Lines containing the word "JSON" are the ones to copy from the records below.

-------

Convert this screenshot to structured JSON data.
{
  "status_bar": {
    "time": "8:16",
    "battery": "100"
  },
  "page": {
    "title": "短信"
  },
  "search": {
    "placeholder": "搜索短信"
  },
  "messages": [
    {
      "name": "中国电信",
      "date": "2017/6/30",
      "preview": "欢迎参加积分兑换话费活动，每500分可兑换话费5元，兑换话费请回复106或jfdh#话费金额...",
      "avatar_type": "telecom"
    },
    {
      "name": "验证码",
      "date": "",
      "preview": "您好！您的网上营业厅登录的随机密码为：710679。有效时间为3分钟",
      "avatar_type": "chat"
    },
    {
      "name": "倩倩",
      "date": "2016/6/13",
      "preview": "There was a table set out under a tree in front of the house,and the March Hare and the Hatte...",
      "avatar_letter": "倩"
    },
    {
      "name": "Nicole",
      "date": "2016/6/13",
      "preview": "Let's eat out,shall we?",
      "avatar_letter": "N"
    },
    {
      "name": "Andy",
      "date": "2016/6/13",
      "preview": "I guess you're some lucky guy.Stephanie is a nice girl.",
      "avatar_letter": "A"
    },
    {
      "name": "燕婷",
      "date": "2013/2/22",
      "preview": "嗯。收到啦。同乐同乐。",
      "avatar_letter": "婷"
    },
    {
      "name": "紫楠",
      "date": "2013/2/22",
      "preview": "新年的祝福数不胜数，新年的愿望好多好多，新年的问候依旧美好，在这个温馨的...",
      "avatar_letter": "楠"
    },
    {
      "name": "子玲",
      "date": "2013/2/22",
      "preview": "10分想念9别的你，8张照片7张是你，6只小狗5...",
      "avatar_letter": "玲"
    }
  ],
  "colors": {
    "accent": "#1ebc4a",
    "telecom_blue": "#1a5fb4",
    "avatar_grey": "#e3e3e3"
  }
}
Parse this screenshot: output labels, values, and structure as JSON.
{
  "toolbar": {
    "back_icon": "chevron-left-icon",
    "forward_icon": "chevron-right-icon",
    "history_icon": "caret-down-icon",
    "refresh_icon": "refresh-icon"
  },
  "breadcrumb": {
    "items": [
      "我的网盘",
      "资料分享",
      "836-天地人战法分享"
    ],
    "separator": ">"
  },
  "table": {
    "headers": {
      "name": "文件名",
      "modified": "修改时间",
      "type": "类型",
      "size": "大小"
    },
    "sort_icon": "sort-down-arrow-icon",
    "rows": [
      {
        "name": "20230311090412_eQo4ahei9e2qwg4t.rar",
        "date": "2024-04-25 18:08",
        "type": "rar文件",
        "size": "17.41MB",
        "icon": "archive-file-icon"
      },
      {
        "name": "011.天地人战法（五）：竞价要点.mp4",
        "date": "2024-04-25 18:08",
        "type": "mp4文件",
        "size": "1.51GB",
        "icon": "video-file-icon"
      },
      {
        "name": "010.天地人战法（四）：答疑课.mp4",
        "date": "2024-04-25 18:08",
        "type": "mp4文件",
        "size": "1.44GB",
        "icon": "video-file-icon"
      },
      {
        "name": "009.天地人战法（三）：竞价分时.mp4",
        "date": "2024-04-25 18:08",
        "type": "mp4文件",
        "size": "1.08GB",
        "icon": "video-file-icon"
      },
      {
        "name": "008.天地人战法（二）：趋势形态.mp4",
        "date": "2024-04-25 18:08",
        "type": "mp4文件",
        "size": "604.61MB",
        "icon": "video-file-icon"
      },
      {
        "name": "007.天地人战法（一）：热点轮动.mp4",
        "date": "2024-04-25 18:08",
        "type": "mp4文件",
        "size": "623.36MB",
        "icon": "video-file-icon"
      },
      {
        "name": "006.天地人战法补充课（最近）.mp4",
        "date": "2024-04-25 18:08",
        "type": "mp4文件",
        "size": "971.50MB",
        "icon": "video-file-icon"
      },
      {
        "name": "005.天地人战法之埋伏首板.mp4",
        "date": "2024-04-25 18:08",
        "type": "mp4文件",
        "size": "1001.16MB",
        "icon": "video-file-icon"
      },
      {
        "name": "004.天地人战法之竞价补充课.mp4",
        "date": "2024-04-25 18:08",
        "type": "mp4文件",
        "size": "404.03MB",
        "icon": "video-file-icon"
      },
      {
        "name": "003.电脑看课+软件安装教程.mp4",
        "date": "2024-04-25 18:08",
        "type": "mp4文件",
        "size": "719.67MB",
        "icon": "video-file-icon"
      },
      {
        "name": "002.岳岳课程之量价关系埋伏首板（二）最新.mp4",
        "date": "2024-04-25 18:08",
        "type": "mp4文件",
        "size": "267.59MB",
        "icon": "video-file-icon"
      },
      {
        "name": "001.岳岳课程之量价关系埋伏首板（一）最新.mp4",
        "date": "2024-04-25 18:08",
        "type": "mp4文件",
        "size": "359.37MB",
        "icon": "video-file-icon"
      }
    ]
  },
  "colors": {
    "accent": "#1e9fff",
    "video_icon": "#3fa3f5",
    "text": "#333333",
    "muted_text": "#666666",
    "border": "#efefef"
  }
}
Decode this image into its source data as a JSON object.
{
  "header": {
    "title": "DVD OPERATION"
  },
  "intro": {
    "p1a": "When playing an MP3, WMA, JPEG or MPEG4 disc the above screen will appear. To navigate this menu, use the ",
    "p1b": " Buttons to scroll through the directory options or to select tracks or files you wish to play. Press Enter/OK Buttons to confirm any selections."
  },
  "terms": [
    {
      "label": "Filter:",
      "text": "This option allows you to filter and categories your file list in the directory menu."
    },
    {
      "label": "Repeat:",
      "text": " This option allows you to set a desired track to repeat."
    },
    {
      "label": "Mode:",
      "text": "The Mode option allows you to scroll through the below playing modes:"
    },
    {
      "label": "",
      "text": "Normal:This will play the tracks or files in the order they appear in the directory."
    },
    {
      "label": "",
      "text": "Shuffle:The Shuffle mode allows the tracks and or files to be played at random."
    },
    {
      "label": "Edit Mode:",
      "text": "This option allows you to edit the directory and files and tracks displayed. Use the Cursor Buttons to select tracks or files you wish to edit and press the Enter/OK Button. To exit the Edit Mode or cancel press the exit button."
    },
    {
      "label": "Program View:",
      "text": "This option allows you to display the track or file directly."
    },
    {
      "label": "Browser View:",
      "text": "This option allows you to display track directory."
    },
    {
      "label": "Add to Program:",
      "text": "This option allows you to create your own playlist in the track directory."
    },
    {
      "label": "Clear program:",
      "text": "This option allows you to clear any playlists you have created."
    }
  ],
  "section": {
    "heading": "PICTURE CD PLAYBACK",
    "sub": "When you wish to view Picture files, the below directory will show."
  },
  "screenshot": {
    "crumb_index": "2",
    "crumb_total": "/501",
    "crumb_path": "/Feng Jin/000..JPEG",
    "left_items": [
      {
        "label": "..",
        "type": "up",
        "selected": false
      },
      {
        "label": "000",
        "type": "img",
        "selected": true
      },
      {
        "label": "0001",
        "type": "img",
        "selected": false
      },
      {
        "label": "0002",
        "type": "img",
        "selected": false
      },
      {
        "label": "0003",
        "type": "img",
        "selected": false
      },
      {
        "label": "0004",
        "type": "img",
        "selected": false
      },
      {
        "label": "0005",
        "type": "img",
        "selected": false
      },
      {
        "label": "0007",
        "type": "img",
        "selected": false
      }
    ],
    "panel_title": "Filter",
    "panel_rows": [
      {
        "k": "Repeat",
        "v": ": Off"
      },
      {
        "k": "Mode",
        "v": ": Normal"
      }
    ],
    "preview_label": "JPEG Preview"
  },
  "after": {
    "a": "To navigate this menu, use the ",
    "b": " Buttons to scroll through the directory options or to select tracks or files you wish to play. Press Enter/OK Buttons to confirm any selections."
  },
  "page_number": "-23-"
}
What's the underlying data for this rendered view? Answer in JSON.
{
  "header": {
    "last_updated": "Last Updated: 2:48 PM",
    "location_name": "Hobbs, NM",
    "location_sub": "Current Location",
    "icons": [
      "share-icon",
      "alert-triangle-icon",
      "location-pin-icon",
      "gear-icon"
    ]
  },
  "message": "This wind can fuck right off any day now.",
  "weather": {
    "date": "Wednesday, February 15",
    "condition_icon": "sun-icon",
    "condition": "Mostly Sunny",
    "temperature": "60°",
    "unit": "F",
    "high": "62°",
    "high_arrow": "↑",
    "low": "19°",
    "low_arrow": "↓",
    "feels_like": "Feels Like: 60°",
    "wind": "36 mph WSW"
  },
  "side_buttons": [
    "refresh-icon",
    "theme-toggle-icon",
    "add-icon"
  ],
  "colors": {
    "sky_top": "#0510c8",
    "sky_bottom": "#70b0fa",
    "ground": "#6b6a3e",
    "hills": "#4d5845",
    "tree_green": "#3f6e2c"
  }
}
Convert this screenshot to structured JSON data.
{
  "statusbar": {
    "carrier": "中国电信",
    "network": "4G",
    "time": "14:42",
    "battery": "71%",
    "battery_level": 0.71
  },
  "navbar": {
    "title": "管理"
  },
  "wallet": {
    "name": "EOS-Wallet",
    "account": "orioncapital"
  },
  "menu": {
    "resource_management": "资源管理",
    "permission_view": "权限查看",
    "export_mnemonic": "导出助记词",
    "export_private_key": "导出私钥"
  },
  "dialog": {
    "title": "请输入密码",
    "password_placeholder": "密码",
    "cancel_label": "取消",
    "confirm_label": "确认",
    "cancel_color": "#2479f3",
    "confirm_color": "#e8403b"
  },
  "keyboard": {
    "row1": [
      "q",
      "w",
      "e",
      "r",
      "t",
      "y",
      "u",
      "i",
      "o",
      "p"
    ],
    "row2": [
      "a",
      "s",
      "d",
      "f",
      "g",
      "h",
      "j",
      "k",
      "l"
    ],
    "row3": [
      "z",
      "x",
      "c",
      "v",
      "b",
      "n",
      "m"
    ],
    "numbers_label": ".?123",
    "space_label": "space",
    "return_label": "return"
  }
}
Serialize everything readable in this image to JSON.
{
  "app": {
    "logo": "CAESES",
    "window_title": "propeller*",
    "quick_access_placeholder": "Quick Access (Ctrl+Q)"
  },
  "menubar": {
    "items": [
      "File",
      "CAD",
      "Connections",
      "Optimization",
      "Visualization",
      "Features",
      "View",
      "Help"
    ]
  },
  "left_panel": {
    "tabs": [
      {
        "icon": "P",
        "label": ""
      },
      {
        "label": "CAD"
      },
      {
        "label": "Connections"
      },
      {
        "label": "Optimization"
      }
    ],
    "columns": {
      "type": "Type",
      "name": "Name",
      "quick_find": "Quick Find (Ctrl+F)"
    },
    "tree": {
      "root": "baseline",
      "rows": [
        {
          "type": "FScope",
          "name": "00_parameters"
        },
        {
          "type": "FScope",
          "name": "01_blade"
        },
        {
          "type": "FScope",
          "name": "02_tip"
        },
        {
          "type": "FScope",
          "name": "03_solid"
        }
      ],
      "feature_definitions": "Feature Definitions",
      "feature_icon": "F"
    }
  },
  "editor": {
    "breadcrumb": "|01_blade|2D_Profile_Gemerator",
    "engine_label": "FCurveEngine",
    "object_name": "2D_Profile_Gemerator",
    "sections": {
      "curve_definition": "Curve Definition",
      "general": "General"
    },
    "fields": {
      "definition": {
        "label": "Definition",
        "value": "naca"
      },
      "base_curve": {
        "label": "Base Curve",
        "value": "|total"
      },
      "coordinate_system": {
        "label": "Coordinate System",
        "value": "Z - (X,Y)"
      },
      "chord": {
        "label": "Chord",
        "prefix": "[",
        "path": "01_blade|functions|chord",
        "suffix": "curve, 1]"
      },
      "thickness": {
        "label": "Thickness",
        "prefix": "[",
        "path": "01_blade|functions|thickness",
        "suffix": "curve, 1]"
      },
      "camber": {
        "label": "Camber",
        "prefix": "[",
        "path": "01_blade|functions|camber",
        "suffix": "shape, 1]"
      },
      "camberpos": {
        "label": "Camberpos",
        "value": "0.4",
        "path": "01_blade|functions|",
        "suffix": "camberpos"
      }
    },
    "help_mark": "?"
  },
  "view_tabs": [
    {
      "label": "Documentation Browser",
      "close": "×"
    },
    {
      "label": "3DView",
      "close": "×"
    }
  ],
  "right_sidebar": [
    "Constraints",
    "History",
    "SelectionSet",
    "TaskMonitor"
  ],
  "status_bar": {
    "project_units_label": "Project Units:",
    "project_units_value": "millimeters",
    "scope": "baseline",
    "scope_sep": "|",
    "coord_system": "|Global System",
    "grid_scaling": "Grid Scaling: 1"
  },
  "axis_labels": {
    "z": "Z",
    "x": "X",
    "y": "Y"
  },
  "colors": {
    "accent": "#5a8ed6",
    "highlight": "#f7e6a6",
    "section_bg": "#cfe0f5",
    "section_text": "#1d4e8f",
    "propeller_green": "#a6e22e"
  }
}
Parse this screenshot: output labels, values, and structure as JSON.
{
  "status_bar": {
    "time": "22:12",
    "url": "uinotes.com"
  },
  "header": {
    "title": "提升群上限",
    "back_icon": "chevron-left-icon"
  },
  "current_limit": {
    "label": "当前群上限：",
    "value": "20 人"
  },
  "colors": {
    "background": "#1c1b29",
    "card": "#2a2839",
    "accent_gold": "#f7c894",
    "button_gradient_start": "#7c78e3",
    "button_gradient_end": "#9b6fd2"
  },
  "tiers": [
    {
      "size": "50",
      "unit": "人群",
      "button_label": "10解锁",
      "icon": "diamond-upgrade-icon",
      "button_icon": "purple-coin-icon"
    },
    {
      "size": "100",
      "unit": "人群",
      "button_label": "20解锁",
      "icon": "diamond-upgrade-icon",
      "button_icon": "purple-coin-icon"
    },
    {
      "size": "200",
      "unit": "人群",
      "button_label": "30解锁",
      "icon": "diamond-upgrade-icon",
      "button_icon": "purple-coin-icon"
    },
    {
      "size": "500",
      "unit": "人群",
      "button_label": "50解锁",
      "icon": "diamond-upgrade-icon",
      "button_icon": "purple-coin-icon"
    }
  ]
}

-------

Completed task
Convert this screenshot to structured JSON data.
Parse this screenshot: output labels, values, and structure as JSON.
Decode this image into its source data as a JSON object.
What's the underlying data for this rendered view? Answer in JSON.
Convert this screenshot to structured JSON data.
Serialize everything readable in this image to JSON.
Parse this screenshot: output labels, values, and structure as JSON.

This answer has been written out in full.